Authorities forced organisers to end the rally earlier than planned after clashes between hardcore protesters and the police.
Hong Kong has been battered by nearly seven months of unrest, which was sparked by a proposal to allow extraditions to mainland China but morphed into a larger revolt against what many fear is Beijing’s tightening control.
Demonstrators gathered in Victoria Park to march across Hong Kong’s main island, through the Causeway Bay district – usually packed with tourists and shoppers – to Central, the commercial heart of the international financial hub.
“It is sad that our demands from 2019 need to be carried forward to 2020,” said Jimmy Sham of the Civil Human Rights Front, the umbrella group that organised the rally to put pressure on the city’s government to respond to protesters’ demands.
“We are expecting more repression to come. We have to actively prepare for the fight,” he told the gathered crowds before the march started.
Many carried banners listing their main demands, including fully free elections in the city, an independent inquiry into the police handling of the protests, and amnesty for the nearly 6,500 people arrested during the movement, nearly a third of them under the age of 20.
Along with huge peaceful rallies, the semi-autonomous city has also witnessed violent clashes, in which the police have fired tear gas and rubber bullets, while protesters have lobbed petrol bombs.
Activists have accused the police of brutality and rights violations, while city authorities – and the central government in Beijing – have accused pro-democracy protesters of rioting.
China has also alleged that the unrest has been fanned by foreign powers, and has bristled at criticism from rights groups and governments of the way the protests have been handled so far.
Organisers had received permission from Hong Kong authorities for the New Year’s Day march, but groups of police in riot gear were present near some parts of the planned route and an AFP reporter saw them stop and search a dozen people.

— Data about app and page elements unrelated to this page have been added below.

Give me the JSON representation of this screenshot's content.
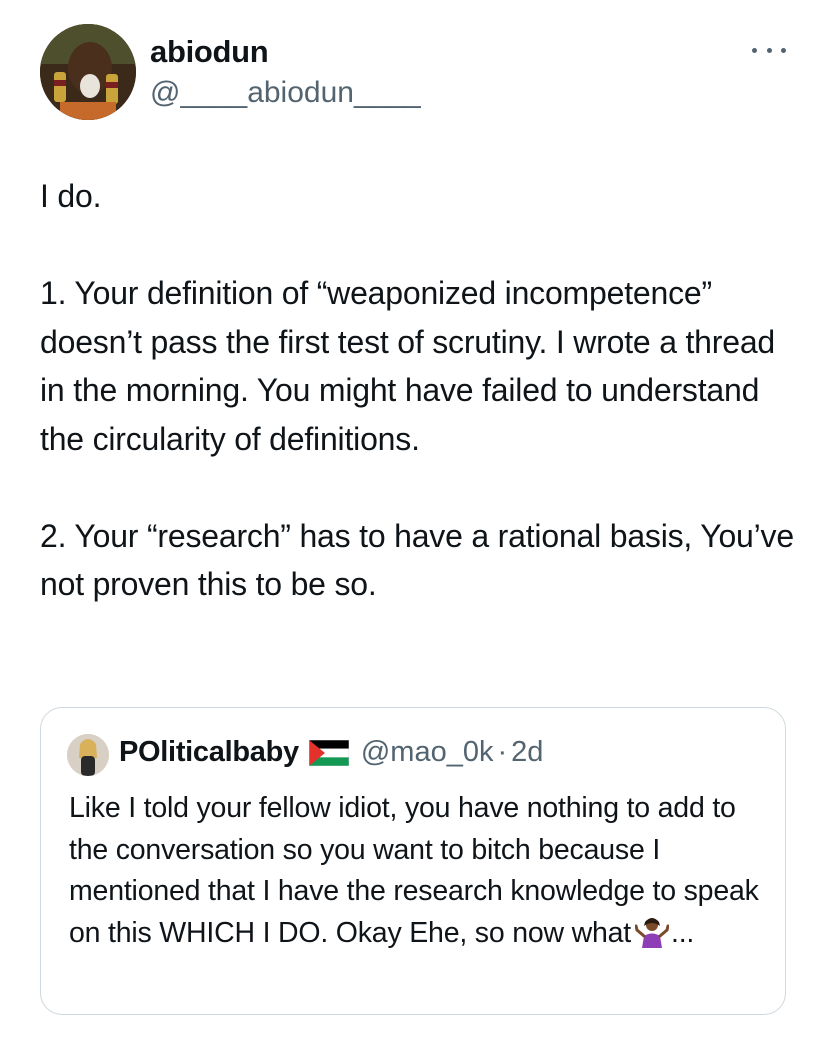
{
  "author": {
    "display_name": "abiodun",
    "handle": "@____abiodun____"
  },
  "tweet": {
    "text": "I do.\n\n1. Your definition of “weaponized incompetence” doesn’t pass the first test of scrutiny. I wrote a thread in the morning. You might have failed to understand the circularity of definitions.\n\n2. Your “research” has to have a rational basis, You’ve not proven this to be so."
  },
  "quoted_tweet": {
    "display_name": "POliticalbaby",
    "flag_icon": "palestine-flag-icon",
    "handle": "@mao_0k",
    "separator": "·",
    "time": "2d",
    "text_before_emoji": "Like I told your fellow idiot, you have nothing to add to the conversation so you want to bitch because I mentioned that I have the research knowledge to speak on this WHICH I DO. Okay Ehe, so now what",
    "emoji_icon": "person-shrugging-emoji",
    "text_after_emoji": "..."
  },
  "icons": {
    "more": "more-options-icon"
  },
  "colors": {
    "text": "#0f1419",
    "secondary": "#536471",
    "border": "#cfd9de",
    "flag_red": "#e4312b",
    "flag_green": "#149954"
  }
}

Hong Kong saw in the new year with an evening of peaceful protests that descended into tear gas-choked clashes between hardcore demonstrators and the police overnight.
Thousands of people linked arms to form human chains that stretched for miles along busy shopping streets and neighbourhoods on New Year’s Eve. Later, protesters set fire to barricades in some parts of the city as the police launched 2020’s first volleys of tear gas and used water cannon to disperse the crowds.
The protest movement has become quieter since the city’s pro-democracy camp scored a landslide victory in a municipal-level vote in November – seen as a referendum on the Beijing-backed government – and violent clashes at some of the city’s university campuses.
But protesters have vowed to continue their fight for greater freedoms.
“Hong Kong’s rule of law, human rights, freedom have been eroded gradually,” a masked protester said in a speech at the rally on Wednesday.
“Hong Kong people have been pushed to a hopeless situation. That’s why today we have to come out.”
The unrest that began in June last year is the biggest crisis the former British colony has faced since its return to Chinese rule in 1997.
Under the terms of that handover, Hong Kong enjoys unique freedoms unseen on the mainland, but fears have increased in recent years that they are being chipped away as Beijing exerts more control over the territory.